This post is a look back on my life, with one sentence about one important event that occurred during each year of my life so far:
1961 – I was born, duh!
1962 – Cuban Missile Crisis
1963 – Kennedy Assassinated
1964 – The Beatles appeared on The Ed Sullivan Show
1965 – By the end of the year, 190,000 American soldiers were in Vietnam
1966 – I enter Kindergarten
1967 - Thurgood Marshall sworn in as first black Supreme Court justice
1968 – Martin Luther King Assassinated
1969 – Apollo 11 Astronauts Neil Armstrong and Ed Aldrin walk on the moon
1970 – National Guardsmen kill four Kent State students during a protest
1971 – Intel introduces the microprocessor
1972 – Nixon goes to China
1973 – Cease fire signed in Vietnam
1974 – Nixon resigns
1975 – Saturday Night Live premiers with host George Carlin
2008 – The federal bailouts begin as the US elects its first African-American president
2009 – The bailouts continue and expand as unemployment increases to 8.1%, the highest level since 1983
2010 – I meet the woman I will marry in 2012
2011 – Occupy Wall Street
On my FAQ post, the responses were mainly about my smile. I thought I’d try and share with you some of the most memorable encounters I’ve had with people due to my smile.
As a kid, it was a non-issue for my friends and family. It was just how I smiled. It was a part of me that made me unique. I had a few negative experiences, one of which comes readily to mind. It was easy to find people to play a baseball game in the Presbyterian Church field. It wasn’t really a baseball diamond – we just made it that way. One day, after months and months of my ignoring this kid who kept calling me “crooked lip,” I cracked and called him by his middle name. He threw down his glove and came toward me ready to kick my ass. I stood my ground and said, “You’ve been calling me “crooked lip” for a long time and I didn’t do anything about it. This is the first time I called you by the name your parents gave you and you want to fight me? That’s pathetic!” He backed down, walked back to his position and never talked to me again.
When I was younger, my mom sent us to the Fraser’s house while she was at the hospital delivering babies (I think it was Carl but it could have been Mark & Martie). All I know is that I was standing up in the rope swing hanging from the Fraser’s tree. My brother, Doug came out and decided to spin me around. I guess when I yelled “STOP” he heard “SPIN FASTER!” I couldn’t hold on and I flew face first onto the sidewalk. To make a long story short, I broke my nose and I lost about 5 baby teeth. The rushed me to the hospital and I ended up needing surgery to put my face back together. The first thing I found out about after I got out of the hospital was that Mr. & Mrs. Fraser wanted to make sure my smile wasn’t ruined! I thought that was really weird at the time, but now it’s a fond memory.
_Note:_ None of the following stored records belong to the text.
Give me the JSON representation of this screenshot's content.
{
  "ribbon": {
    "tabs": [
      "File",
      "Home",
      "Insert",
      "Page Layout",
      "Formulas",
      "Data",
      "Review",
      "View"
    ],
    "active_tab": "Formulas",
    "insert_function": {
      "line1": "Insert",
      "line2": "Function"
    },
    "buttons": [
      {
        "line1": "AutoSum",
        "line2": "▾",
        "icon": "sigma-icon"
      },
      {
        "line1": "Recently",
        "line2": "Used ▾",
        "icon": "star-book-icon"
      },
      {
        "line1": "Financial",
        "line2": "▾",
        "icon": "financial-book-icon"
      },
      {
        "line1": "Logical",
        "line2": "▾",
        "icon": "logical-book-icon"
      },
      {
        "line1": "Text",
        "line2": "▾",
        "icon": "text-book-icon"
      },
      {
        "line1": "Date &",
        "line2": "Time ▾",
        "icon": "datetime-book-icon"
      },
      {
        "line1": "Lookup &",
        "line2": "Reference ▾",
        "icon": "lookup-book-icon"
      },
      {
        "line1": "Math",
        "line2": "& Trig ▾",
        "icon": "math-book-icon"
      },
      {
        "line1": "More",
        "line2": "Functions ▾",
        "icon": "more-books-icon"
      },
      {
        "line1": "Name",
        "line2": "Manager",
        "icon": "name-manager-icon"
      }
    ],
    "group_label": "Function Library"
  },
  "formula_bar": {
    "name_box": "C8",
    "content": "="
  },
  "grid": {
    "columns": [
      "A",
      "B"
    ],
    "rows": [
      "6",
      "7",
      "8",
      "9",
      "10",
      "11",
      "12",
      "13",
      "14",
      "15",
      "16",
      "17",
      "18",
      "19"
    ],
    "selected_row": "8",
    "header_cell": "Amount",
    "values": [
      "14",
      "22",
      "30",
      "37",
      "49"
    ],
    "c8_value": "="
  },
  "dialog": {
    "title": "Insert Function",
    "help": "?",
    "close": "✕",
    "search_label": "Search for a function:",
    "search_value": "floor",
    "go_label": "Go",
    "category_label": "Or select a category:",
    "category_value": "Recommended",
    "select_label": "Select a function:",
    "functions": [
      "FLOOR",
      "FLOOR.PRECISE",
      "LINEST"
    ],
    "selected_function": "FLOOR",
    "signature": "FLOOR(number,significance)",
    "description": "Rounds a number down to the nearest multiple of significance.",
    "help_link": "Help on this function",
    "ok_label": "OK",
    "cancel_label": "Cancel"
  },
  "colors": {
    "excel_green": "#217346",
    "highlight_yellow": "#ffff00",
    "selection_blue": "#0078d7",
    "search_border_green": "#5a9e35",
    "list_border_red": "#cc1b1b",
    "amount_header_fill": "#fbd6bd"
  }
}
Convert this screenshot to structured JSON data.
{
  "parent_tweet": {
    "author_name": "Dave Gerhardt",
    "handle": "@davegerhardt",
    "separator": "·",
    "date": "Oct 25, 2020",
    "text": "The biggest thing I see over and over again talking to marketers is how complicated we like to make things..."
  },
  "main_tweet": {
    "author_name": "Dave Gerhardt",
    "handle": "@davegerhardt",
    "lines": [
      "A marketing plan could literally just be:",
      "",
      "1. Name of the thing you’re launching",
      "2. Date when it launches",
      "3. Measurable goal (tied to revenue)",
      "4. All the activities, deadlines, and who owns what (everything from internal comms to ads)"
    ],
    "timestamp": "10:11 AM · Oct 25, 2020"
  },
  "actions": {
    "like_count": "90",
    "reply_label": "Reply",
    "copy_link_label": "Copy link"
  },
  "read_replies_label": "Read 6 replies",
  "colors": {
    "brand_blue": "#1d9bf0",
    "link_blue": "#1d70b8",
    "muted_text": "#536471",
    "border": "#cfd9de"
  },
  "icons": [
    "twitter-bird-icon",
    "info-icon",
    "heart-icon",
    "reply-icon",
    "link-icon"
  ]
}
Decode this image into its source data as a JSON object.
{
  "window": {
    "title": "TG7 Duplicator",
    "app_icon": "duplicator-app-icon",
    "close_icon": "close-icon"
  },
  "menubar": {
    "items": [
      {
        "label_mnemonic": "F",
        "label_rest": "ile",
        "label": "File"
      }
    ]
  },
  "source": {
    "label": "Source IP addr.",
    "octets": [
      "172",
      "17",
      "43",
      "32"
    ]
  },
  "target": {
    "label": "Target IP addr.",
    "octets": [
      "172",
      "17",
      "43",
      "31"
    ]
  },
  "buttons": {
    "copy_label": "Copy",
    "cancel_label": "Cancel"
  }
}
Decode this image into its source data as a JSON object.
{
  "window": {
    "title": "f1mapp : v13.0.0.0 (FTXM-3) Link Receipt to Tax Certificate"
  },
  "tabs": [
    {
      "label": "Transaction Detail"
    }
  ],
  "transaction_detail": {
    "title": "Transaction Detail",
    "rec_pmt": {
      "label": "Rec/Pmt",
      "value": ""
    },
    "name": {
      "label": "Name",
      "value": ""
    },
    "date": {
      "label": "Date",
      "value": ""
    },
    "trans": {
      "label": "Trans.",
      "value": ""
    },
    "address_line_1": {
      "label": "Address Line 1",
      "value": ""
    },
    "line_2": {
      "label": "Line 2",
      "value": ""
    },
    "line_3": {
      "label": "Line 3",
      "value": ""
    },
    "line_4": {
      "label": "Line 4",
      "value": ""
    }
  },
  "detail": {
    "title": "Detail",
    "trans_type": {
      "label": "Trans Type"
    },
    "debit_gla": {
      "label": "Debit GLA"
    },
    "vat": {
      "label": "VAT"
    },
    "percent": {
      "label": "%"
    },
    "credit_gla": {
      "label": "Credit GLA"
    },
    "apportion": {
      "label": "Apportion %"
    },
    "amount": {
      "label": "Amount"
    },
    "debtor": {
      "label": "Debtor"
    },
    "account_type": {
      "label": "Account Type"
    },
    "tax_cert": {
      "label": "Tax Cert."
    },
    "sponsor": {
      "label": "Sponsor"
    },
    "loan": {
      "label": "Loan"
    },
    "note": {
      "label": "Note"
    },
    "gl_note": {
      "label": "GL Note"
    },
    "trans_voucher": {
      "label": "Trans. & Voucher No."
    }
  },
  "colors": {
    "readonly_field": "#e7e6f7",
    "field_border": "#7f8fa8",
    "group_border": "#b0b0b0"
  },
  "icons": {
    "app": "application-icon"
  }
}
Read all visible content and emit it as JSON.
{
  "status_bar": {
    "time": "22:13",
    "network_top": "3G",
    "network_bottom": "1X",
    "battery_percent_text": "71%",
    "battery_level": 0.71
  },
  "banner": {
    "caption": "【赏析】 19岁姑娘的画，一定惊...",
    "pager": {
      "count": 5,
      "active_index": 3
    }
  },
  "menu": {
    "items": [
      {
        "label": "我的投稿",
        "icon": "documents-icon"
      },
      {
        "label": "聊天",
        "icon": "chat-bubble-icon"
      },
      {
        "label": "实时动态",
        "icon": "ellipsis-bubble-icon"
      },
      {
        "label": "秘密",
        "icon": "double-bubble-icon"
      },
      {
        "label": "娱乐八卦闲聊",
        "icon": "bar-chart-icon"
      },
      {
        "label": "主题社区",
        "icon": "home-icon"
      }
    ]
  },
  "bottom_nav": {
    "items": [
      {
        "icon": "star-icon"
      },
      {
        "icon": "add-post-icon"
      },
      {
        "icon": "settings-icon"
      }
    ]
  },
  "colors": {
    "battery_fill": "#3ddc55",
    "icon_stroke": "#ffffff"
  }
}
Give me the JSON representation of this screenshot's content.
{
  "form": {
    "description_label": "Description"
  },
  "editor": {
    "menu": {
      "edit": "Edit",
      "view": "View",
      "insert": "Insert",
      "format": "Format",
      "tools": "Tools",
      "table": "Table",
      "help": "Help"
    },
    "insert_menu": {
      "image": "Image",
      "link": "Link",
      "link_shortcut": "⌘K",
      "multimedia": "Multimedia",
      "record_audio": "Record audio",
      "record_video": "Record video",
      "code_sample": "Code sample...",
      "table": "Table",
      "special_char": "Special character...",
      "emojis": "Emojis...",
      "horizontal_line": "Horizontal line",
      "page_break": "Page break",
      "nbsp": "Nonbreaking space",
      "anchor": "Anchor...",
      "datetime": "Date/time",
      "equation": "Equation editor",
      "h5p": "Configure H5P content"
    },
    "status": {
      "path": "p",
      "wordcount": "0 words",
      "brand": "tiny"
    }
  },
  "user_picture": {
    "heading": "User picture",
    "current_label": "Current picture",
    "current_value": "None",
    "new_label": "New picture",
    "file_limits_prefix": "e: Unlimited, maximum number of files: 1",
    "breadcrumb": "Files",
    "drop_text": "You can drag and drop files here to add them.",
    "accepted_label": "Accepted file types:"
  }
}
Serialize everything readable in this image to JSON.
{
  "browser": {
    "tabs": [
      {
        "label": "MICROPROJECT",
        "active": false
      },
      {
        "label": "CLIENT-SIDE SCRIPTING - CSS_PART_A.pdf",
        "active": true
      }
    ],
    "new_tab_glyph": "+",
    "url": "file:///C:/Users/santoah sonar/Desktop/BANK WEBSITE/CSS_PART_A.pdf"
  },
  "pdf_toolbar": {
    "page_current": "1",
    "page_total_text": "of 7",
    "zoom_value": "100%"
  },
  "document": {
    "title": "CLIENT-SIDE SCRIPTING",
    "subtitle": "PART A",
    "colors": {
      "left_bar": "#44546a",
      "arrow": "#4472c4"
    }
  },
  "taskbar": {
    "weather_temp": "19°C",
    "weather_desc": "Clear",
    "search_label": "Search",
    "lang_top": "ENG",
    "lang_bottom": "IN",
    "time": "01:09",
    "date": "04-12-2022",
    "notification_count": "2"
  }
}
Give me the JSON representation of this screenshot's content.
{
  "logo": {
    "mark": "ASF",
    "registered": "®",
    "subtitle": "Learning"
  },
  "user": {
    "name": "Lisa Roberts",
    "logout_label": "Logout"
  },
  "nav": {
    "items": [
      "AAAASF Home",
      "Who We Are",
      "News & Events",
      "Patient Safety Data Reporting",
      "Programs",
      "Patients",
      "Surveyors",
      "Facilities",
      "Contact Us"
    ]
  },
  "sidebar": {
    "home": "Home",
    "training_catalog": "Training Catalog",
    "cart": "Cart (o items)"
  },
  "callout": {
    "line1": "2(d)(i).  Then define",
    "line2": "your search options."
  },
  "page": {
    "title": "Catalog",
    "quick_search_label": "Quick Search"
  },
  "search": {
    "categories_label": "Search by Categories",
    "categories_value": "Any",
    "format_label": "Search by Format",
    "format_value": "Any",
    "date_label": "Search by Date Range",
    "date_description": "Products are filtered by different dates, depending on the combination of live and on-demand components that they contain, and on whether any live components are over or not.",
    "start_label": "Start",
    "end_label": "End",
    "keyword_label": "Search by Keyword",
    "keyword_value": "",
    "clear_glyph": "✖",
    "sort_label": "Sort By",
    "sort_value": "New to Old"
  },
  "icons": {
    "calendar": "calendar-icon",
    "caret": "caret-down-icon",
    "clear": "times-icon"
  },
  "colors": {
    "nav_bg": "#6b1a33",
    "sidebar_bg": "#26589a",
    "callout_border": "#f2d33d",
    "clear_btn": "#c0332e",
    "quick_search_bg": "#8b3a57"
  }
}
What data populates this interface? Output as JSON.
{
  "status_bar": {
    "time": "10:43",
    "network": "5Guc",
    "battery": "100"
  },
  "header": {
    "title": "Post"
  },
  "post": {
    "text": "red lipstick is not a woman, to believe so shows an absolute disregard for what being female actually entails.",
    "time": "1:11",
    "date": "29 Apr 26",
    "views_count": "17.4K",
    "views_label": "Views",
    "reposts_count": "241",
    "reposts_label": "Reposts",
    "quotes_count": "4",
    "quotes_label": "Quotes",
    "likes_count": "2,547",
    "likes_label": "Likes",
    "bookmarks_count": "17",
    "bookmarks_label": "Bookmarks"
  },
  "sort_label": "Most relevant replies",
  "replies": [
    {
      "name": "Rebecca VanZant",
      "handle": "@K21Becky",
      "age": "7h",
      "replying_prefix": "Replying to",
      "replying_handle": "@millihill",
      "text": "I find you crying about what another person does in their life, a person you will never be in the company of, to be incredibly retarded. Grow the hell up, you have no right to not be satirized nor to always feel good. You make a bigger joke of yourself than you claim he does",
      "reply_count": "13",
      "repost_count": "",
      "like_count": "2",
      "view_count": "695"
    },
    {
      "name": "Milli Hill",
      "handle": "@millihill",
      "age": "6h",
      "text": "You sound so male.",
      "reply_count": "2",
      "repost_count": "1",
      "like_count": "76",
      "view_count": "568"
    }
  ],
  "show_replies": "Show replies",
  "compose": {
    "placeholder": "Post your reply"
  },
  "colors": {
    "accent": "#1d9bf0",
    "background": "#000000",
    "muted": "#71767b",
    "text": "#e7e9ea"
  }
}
While in boot camp in the Army, I met people from all across the country. This was my first experience meeting a large group of new people who I thought must have seen my smile as an oddity. No one said anything or asked about it until one day, with a big grin on his face, a fellow soldier gave me a nickname. He said, “I’m going to call you Turnip.” When I asked why, he said, “Because your lip turns up when you smile!” I laughed hard at that one!
Since then, there have been random strangers asking me about it. As I age, people have started asking me when I had my stroke. I just tell them I was born with it and that’s the end of the conversation. One time recently, I was sitting at a bar. Next to me was a guy with a hearing aid who seemed roughly my age. We started talking and it turns out that he was an artilleryman for the Army and we both served at Fort Benning,Georgia. He couldn’t stop thanking me for my service to the country. I assumed his hearing aids were the result of blowing shit up. Out of the blue, he said “what happened to your face, did you have some kind of a heart attack?” After briefly considering laughing and correcting him that he meant to ask about my stroke, I just told him about the forceps.
It’s really a non-issue for me. If nothing else, it’s a conversation starter. It hasn’t stopped me from landing a job, making friends, or having children. Actually, that reminds me. There were a few times while holding a toddler (mine or a niece or nephew), that they would inevitably try to mimic my smile. It made me laugh every time!
Everyone has something that makes them unique. Lucky for me, mine also makes me awesome!
All my life I’ve felt like I operate outside of the “normal” of the rest of the world. In a family of 13 siblings, I was a loner. That upbringing is probably the genesis of my ability and desire to sit back and observe what goes on around me, all while seeing the absurdity and humor no matter how bleak.
After a three year stint in the Army and four years in college, I went to work at a major public accounting firm. None of that would lead you to believe I would be operating outside the norm. You don’t do or say anything in the Army unless you want to clean latrines for a living. My college life consisted of being married and driving from Fairfield to Oxford and back again, followed by studying most of the rest of the day. I was a “serious” student! When you think “accountant,” you don’t think “funny accountant.” That’s an oxymoron if I ever saw one! However, I met quite a few “not-normal” accountants over the next few years. I still tried to fit in as best I could.
I didn’t always speak up. When I was young, I was hesitant to say what I was thinking because I didn’t want people to see how weird I was. Today, I have no such qualms! I have absolutely no filter and I will say what I think as soon as I think it. One nickname I had while working as a loan officer was “The Silent Assassin.” When I asked why, the nickname giver said, “you don’t say much, but when you do you come out of nowhere and say some things that hit the bullseye!.”
Nothing I say is meant to hurt, unless I mean to hurt you (which is rare). Sarcasm mixed with a dry sense of humor are tools I’ve honed to a sharp edge. Writing this blog may help you begin to understand how I see the world. It won’t always be abnormal, but I’ll try.